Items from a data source
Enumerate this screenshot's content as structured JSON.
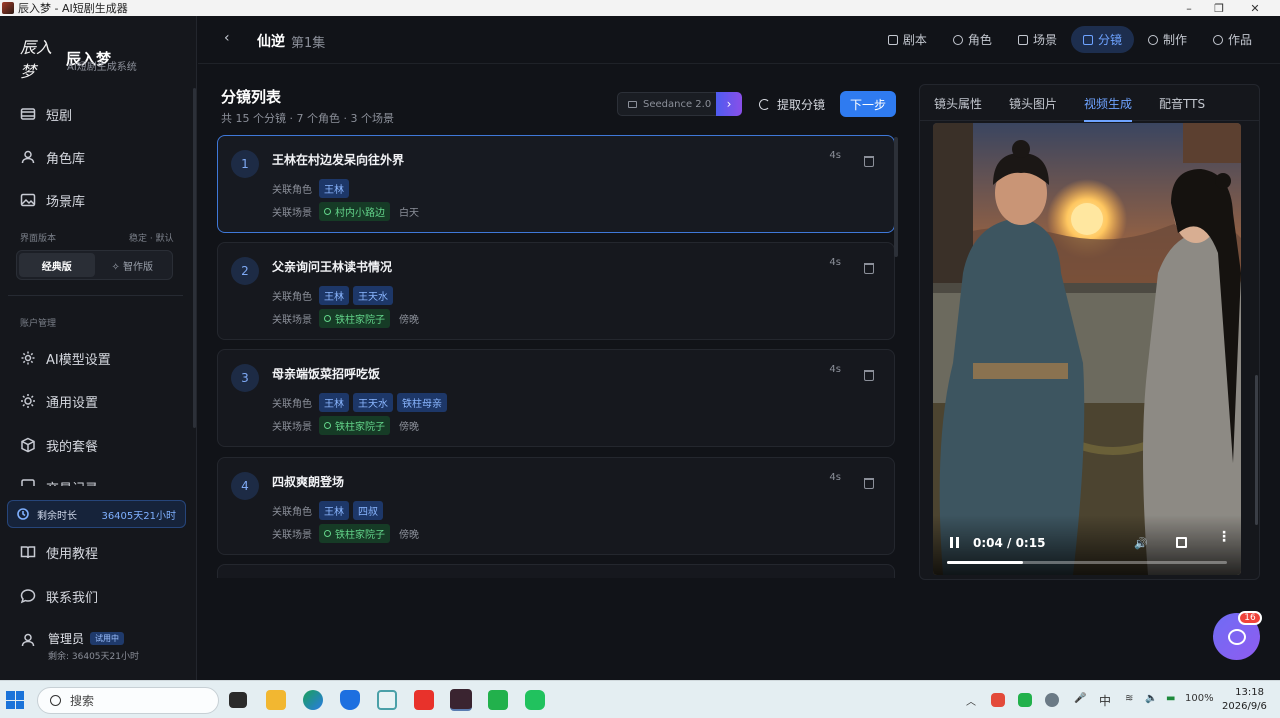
{
  "window": {
    "title": "辰入梦 - AI短剧生成器",
    "minimize": "–",
    "maximize": "❐",
    "close": "✕"
  },
  "sidebar": {
    "logo_text": "辰入梦",
    "brand_name": "辰入梦",
    "brand_sub": "AI短剧生成系统",
    "nav_top": [
      {
        "label": "短剧",
        "icon": "film-icon"
      },
      {
        "label": "角色库",
        "icon": "user-icon"
      },
      {
        "label": "场景库",
        "icon": "image-icon"
      }
    ],
    "version_label": "界面版本",
    "version_hint": "稳定 · 默认",
    "version_options": [
      "经典版",
      "✧ 智作版"
    ],
    "account_label": "账户管理",
    "nav_account": [
      {
        "label": "AI模型设置",
        "icon": "gear-icon"
      },
      {
        "label": "通用设置",
        "icon": "sun-gear-icon"
      },
      {
        "label": "我的套餐",
        "icon": "box-icon"
      },
      {
        "label": "交易记录",
        "icon": "receipt-icon"
      }
    ],
    "remain_label": "剩余时长",
    "remain_value": "36405天21小时",
    "nav_bottom": [
      {
        "label": "使用教程",
        "icon": "book-icon"
      },
      {
        "label": "联系我们",
        "icon": "chat-icon"
      }
    ],
    "admin_name": "管理员",
    "admin_tag": "试用中",
    "admin_remain": "剩余: 36405天21小时"
  },
  "header": {
    "back": "‹",
    "project": "仙逆",
    "episode": "第1集",
    "tabs": [
      {
        "label": "剧本",
        "active": false
      },
      {
        "label": "角色",
        "active": false
      },
      {
        "label": "场景",
        "active": false
      },
      {
        "label": "分镜",
        "active": true
      },
      {
        "label": "制作",
        "active": false
      },
      {
        "label": "作品",
        "active": false
      }
    ]
  },
  "list": {
    "title": "分镜列表",
    "subtitle": "共 15 个分镜 · 7 个角色 · 3 个场景",
    "model": "Seedance 2.0",
    "model_go": "›",
    "extract": "提取分镜",
    "next": "下一步",
    "role_label": "关联角色",
    "scene_label": "关联场景",
    "shots": [
      {
        "num": "1",
        "title": "王林在村边发呆向往外界",
        "dur": "4s",
        "roles": [
          "王林"
        ],
        "scene": "村内小路边",
        "time": "白天"
      },
      {
        "num": "2",
        "title": "父亲询问王林读书情况",
        "dur": "4s",
        "roles": [
          "王林",
          "王天水"
        ],
        "scene": "铁柱家院子",
        "time": "傍晚"
      },
      {
        "num": "3",
        "title": "母亲端饭菜招呼吃饭",
        "dur": "4s",
        "roles": [
          "王林",
          "王天水",
          "铁柱母亲"
        ],
        "scene": "铁柱家院子",
        "time": "傍晚"
      },
      {
        "num": "4",
        "title": "四叔爽朗登场",
        "dur": "4s",
        "roles": [
          "王林",
          "四叔"
        ],
        "scene": "铁柱家院子",
        "time": "傍晚"
      }
    ]
  },
  "panel": {
    "tabs": [
      {
        "label": "镜头属性",
        "active": false
      },
      {
        "label": "镜头图片",
        "active": false
      },
      {
        "label": "视频生成",
        "active": true
      },
      {
        "label": "配音TTS",
        "active": false
      }
    ],
    "video_time": "0:04 / 0:15",
    "progress": 0.27
  },
  "chat_badge": "16",
  "taskbar": {
    "search": "搜索",
    "lang": "中",
    "battery": "100%",
    "time": "13:18",
    "date": "2026/9/6"
  }
}
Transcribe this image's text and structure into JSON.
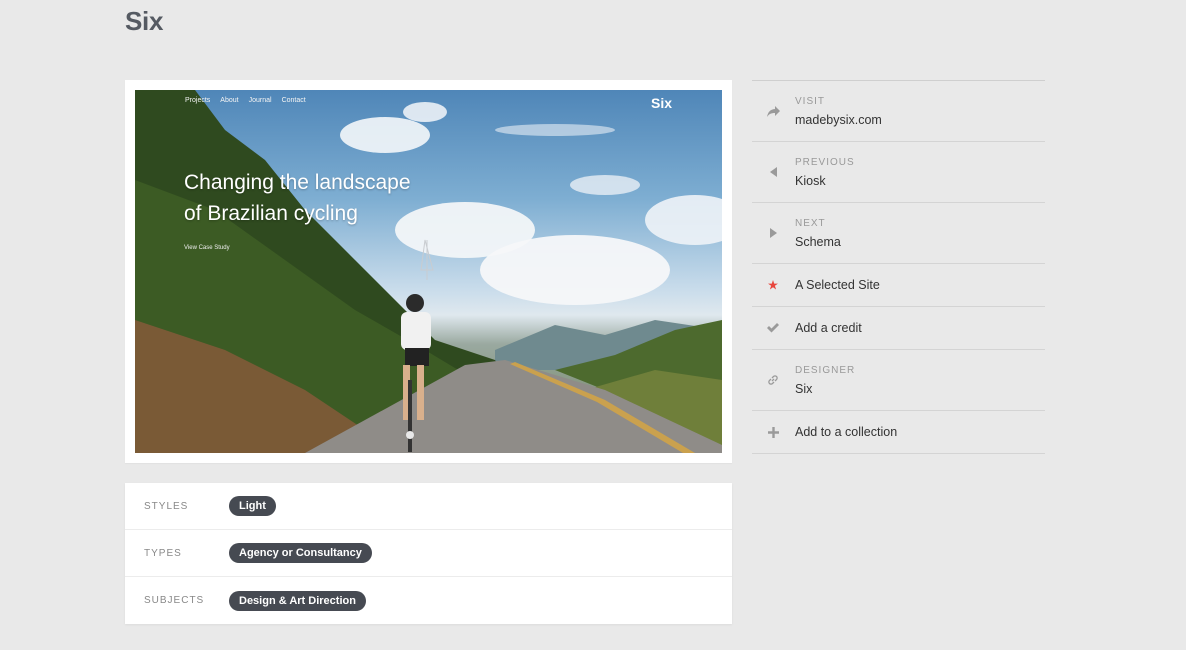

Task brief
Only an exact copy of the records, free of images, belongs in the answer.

Expected output
Enumerate this screenshot's content as structured JSON.
{
  "window": {
    "title": "辰入梦 - AI短剧生成器",
    "minimize": "–",
    "maximize": "❐",
    "close": "✕"
  },
  "sidebar": {
    "logo_text": "辰入梦",
    "brand_name": "辰入梦",
    "brand_sub": "AI短剧生成系统",
    "nav_top": [
      {
        "label": "短剧",
        "icon": "film-icon"
      },
      {
        "label": "角色库",
        "icon": "user-icon"
      },
      {
        "label": "场景库",
        "icon": "image-icon"
      }
    ],
    "version_label": "界面版本",
    "version_hint": "稳定 · 默认",
    "version_options": [
      "经典版",
      "✧ 智作版"
    ],
    "account_label": "账户管理",
    "nav_account": [
      {
        "label": "AI模型设置",
        "icon": "gear-icon"
      },
      {
        "label": "通用设置",
        "icon": "sun-gear-icon"
      },
      {
        "label": "我的套餐",
        "icon": "box-icon"
      },
      {
        "label": "交易记录",
        "icon": "receipt-icon"
      }
    ],
    "remain_label": "剩余时长",
    "remain_value": "36405天21小时",
    "nav_bottom": [
      {
        "label": "使用教程",
        "icon": "book-icon"
      },
      {
        "label": "联系我们",
        "icon": "chat-icon"
      }
    ],
    "admin_name": "管理员",
    "admin_tag": "试用中",
    "admin_remain": "剩余: 36405天21小时"
  },
  "header": {
    "back": "‹",
    "project": "仙逆",
    "episode": "第1集",
    "tabs": [
      {
        "label": "剧本",
        "active": false
      },
      {
        "label": "角色",
        "active": false
      },
      {
        "label": "场景",
        "active": false
      },
      {
        "label": "分镜",
        "active": true
      },
      {
        "label": "制作",
        "active": false
      },
      {
        "label": "作品",
        "active": false
      }
    ]
  },
  "list": {
    "title": "分镜列表",
    "subtitle": "共 15 个分镜 · 7 个角色 · 3 个场景",
    "model": "Seedance 2.0",
    "model_go": "›",
    "extract": "提取分镜",
    "next": "下一步",
    "role_label": "关联角色",
    "scene_label": "关联场景",
    "shots": [
      {
        "num": "1",
        "title": "王林在村边发呆向往外界",
        "dur": "4s",
        "roles": [
          "王林"
        ],
        "scene": "村内小路边",
        "time": "白天"
      },
      {
        "num": "2",
        "title": "父亲询问王林读书情况",
        "dur": "4s",
        "roles": [
          "王林",
          "王天水"
        ],
        "scene": "铁柱家院子",
        "time": "傍晚"
      },
      {
        "num": "3",
        "title": "母亲端饭菜招呼吃饭",
        "dur": "4s",
        "roles": [
          "王林",
          "王天水",
          "铁柱母亲"
        ],
        "scene": "铁柱家院子",
        "time": "傍晚"
      },
      {
        "num": "4",
        "title": "四叔爽朗登场",
        "dur": "4s",
        "roles": [
          "王林",
          "四叔"
        ],
        "scene": "铁柱家院子",
        "time": "傍晚"
      }
    ]
  },
  "panel": {
    "tabs": [
      {
        "label": "镜头属性",
        "active": false
      },
      {
        "label": "镜头图片",
        "active": false
      },
      {
        "label": "视频生成",
        "active": true
      },
      {
        "label": "配音TTS",
        "active": false
      }
    ],
    "video_time": "0:04 / 0:15",
    "progress": 0.27
  },
  "chat_badge": "16",
  "taskbar": {
    "search": "搜索",
    "lang": "中",
    "battery": "100%",
    "time": "13:18",
    "date": "2026/9/6"
  }
}
Transcribe this image's text and structure into JSON.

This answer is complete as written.